# [YOUR INSTRUCTIONS]
The answer must be an exact copy of the listing below.

# [MATERIAL PROVIDED]
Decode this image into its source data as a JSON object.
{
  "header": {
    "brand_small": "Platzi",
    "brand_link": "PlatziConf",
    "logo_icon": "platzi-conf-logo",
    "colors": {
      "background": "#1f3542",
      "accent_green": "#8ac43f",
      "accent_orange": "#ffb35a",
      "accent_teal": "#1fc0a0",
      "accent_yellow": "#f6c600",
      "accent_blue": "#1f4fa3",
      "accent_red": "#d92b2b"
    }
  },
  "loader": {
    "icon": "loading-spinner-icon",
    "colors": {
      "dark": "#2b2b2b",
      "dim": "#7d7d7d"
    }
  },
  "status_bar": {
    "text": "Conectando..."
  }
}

# [SOLUTION BELOW]
Decode this image into its source data as a JSON object.
{
  "header": {
    "brand_small": "Platzi",
    "brand_link": "PlatziConf",
    "logo_icon": "platzi-conf-logo",
    "colors": {
      "background": "#1f3542",
      "accent_green": "#8ac43f",
      "accent_orange": "#ffb35a",
      "accent_teal": "#1fc0a0",
      "accent_yellow": "#f6c600",
      "accent_blue": "#1f4fa3",
      "accent_red": "#d92b2b"
    }
  },
  "loader": {
    "icon": "loading-spinner-icon",
    "colors": {
      "dark": "#2b2b2b",
      "dim": "#7d7d7d"
    }
  },
  "status_bar": {
    "text": "Conectando..."
  }
}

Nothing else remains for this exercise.